■ Prompt ■
Tally the lines in the data that follows that include the word "icon", and report nothing but the total.

════════

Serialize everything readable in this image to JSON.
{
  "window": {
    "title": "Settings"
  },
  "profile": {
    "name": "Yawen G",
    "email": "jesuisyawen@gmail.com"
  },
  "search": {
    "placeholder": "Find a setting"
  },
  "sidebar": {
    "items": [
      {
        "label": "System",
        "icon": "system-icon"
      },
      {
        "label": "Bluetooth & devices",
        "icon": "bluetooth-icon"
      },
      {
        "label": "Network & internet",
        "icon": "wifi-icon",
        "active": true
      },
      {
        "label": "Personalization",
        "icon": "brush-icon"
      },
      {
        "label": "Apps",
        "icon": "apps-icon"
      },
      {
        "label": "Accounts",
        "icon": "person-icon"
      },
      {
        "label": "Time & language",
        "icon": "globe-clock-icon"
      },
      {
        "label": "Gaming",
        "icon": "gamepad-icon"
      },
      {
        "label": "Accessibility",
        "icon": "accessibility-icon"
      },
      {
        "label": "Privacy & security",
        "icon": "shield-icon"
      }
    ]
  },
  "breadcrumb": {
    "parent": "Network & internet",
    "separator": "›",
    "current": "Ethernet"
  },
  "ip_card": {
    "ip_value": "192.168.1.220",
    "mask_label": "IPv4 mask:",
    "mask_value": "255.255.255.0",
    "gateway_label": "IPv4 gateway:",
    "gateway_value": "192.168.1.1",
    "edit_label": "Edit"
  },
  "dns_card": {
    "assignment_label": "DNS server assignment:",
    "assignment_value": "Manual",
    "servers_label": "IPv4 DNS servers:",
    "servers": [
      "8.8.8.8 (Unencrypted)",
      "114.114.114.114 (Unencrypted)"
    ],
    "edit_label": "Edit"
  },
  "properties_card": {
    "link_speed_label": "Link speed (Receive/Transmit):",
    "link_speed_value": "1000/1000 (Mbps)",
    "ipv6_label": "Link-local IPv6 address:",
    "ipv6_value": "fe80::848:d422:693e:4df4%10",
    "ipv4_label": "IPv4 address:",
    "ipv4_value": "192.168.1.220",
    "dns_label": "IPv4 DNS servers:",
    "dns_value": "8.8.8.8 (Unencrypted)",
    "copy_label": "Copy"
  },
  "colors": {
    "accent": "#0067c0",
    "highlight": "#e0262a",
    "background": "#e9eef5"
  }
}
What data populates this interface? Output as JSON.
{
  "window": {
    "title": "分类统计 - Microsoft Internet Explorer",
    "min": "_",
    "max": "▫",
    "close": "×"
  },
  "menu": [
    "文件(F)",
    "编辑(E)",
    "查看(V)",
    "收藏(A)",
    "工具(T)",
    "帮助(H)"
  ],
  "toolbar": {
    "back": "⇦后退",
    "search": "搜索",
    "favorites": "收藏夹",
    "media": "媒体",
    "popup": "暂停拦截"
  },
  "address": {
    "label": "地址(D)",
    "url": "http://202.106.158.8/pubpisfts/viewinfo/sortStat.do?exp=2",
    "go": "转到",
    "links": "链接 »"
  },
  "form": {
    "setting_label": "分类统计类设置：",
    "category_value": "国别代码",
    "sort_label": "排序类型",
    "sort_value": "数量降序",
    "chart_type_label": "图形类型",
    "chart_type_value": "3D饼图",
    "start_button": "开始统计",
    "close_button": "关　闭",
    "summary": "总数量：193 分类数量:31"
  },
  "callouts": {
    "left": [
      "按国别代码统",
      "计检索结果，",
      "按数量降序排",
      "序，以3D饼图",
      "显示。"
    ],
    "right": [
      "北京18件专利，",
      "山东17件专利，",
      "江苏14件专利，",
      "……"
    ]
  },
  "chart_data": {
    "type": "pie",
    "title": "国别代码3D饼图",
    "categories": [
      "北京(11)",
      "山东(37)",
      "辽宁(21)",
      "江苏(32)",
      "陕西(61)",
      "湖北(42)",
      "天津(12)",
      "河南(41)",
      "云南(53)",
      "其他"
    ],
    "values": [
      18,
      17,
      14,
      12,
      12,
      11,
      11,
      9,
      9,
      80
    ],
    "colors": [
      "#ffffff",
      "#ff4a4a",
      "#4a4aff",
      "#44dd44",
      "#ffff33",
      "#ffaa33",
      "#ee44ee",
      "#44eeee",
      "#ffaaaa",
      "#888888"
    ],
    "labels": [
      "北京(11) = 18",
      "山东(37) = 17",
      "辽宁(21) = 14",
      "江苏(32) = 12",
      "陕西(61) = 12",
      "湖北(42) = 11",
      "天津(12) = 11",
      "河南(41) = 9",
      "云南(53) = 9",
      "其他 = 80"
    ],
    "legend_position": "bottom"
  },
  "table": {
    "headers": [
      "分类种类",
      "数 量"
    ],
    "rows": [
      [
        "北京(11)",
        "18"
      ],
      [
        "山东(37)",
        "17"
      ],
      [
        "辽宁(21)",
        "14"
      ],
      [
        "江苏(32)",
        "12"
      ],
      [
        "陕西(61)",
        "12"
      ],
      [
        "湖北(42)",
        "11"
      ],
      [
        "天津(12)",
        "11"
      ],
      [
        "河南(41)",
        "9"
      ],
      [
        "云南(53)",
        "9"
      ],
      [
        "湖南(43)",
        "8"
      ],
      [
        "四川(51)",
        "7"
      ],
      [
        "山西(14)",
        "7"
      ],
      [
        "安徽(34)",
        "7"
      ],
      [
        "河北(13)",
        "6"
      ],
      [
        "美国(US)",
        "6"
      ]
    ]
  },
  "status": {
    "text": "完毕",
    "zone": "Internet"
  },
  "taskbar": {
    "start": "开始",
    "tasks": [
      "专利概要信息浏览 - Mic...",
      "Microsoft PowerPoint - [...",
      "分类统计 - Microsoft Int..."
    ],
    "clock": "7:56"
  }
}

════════

■ Answer to this task ■
10